What is required -> When a line in the entries below contains the word "color", copy that line.

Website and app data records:
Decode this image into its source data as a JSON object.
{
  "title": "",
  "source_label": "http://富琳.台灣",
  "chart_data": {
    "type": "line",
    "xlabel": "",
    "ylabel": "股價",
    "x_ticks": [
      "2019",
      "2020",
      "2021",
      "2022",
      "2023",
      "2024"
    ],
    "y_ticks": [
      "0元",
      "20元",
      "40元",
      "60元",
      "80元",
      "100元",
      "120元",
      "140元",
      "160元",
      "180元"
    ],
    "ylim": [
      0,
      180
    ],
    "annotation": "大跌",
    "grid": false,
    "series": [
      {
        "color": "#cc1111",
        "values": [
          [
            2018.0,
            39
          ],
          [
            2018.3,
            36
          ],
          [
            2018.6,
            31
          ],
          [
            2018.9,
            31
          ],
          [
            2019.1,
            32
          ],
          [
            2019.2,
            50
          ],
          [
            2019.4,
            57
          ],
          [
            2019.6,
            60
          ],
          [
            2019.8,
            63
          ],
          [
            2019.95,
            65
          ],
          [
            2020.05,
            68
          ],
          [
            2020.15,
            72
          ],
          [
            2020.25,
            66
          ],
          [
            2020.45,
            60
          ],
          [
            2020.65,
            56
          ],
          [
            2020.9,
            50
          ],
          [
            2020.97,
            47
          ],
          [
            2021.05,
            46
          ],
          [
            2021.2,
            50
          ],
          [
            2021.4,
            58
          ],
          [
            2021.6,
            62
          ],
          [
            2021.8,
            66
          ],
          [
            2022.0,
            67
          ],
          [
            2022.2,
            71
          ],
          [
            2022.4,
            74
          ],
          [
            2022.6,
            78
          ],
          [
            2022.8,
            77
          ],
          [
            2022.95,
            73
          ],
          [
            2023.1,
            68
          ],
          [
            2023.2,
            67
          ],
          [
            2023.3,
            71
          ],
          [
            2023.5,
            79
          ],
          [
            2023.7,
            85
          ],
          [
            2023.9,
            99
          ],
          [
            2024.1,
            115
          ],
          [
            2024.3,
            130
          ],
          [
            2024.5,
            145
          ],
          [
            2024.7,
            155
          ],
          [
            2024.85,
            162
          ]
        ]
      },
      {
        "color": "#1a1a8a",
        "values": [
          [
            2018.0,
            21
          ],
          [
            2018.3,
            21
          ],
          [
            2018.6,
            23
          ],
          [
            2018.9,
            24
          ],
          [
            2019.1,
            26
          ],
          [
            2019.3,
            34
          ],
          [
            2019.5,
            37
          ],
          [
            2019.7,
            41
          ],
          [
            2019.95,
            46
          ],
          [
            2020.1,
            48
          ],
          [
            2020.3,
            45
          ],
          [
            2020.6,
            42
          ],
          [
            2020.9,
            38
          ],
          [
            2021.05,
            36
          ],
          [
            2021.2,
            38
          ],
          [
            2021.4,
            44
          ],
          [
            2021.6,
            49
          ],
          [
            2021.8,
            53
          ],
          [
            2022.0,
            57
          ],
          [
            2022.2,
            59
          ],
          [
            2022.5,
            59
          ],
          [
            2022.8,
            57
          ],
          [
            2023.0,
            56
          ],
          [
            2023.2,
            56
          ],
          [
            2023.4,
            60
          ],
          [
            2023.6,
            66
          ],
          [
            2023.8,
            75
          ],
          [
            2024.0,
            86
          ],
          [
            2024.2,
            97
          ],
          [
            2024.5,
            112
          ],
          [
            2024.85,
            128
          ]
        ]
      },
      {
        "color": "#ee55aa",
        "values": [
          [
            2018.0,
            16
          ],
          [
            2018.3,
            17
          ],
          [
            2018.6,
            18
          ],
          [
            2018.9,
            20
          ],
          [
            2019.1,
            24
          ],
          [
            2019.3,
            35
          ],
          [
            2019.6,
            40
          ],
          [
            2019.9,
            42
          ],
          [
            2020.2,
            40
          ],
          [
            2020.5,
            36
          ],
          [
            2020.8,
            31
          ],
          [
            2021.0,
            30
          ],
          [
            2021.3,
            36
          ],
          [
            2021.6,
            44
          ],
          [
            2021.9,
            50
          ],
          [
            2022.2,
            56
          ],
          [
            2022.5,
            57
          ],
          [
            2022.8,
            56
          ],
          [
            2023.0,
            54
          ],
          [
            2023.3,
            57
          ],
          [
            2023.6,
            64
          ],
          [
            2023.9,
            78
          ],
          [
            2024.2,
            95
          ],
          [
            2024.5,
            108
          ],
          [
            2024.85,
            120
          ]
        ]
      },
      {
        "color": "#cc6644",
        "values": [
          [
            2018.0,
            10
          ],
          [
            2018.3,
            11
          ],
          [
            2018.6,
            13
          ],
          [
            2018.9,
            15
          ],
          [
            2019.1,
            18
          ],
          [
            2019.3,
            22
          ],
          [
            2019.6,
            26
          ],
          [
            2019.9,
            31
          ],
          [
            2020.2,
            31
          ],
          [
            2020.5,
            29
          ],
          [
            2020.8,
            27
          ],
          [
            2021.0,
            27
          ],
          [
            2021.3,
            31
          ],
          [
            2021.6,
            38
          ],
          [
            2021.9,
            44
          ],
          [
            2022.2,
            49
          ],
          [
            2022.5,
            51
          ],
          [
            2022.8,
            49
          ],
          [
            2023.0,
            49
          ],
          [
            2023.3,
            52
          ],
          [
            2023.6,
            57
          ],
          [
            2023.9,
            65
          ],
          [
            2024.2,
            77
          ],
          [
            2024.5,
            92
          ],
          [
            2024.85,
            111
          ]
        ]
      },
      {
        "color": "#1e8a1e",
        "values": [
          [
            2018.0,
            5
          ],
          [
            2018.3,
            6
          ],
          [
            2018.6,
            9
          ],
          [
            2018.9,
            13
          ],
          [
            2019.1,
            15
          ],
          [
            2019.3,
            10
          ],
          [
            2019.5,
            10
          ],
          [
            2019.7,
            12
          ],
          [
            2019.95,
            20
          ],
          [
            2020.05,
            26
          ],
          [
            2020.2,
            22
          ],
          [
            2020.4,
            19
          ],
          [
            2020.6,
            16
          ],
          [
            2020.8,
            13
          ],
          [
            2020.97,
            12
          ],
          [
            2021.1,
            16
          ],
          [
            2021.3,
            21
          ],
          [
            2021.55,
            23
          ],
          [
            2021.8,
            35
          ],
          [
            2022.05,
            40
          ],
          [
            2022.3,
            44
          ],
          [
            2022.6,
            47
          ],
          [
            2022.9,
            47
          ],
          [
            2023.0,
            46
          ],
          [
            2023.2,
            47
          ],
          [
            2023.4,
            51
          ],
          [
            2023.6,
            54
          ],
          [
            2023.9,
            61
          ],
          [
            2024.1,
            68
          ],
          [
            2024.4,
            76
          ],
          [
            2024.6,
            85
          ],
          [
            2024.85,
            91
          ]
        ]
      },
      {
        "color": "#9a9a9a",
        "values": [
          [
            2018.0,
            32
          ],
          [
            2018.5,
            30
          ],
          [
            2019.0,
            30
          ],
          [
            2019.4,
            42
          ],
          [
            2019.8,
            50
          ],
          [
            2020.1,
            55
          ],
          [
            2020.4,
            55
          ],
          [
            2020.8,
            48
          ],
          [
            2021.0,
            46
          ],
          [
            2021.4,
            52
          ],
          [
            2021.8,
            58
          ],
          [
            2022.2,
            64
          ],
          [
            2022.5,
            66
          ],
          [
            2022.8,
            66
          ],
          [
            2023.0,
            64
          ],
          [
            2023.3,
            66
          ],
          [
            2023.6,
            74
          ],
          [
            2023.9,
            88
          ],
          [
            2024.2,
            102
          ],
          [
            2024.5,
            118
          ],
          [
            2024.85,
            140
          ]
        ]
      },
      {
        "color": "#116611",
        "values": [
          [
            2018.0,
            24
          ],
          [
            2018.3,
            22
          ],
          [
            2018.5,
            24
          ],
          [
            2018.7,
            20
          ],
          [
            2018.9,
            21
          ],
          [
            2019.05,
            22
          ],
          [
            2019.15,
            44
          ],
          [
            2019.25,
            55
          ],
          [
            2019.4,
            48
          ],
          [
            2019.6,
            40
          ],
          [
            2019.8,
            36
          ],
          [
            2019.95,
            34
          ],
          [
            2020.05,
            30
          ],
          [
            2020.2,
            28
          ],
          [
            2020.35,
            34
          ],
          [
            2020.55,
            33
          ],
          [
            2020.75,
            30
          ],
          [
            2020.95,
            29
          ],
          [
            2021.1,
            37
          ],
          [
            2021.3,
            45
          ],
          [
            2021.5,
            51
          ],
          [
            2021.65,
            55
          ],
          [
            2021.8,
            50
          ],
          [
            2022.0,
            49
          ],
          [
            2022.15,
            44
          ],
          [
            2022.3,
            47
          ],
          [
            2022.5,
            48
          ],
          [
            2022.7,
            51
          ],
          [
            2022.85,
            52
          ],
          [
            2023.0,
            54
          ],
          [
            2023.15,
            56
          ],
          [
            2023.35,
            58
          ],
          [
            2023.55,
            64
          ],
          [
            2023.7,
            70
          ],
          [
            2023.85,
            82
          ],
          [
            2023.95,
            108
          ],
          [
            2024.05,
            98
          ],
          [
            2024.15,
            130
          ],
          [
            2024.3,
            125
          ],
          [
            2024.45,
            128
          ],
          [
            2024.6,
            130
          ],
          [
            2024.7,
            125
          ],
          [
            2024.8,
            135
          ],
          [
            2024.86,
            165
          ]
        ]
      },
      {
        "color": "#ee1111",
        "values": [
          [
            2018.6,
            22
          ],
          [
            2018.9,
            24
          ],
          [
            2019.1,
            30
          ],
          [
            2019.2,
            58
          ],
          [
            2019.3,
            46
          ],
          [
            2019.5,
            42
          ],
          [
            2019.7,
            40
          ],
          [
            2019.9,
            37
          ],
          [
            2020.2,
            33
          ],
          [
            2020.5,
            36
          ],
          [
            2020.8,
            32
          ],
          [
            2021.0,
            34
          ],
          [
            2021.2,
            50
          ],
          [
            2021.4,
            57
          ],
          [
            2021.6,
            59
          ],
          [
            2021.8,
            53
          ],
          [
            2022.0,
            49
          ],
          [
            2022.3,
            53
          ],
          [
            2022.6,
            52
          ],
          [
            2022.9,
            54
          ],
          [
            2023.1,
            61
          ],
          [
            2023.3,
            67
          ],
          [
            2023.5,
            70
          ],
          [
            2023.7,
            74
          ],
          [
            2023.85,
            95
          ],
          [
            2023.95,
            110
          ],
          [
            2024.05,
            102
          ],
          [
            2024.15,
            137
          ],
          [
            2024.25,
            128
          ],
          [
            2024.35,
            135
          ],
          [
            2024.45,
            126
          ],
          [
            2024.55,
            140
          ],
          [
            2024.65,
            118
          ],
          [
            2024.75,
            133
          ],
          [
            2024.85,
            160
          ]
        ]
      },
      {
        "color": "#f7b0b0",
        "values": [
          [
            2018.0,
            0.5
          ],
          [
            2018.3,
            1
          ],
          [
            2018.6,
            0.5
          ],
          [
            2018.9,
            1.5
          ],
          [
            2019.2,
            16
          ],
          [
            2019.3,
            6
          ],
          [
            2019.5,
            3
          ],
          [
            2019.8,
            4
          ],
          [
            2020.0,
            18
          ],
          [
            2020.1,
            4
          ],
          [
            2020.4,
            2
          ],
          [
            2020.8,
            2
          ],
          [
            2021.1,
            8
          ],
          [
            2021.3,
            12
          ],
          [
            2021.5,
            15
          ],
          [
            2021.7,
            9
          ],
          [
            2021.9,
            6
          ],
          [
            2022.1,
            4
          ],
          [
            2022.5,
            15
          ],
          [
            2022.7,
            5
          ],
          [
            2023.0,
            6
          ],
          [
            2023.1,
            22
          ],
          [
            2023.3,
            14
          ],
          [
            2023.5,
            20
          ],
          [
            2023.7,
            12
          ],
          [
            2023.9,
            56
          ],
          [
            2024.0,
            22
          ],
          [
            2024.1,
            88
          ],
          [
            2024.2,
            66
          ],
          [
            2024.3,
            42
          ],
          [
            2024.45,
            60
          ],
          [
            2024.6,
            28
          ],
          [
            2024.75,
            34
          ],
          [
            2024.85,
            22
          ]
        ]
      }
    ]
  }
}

Solved exercise ->
        "color": "#cc1111",
        "color": "#1a1a8a",
        "color": "#ee55aa",
        "color": "#cc6644",
        "color": "#1e8a1e",
        "color": "#9a9a9a",
        "color": "#116611",
        "color": "#ee1111",
        "color": "#f7b0b0",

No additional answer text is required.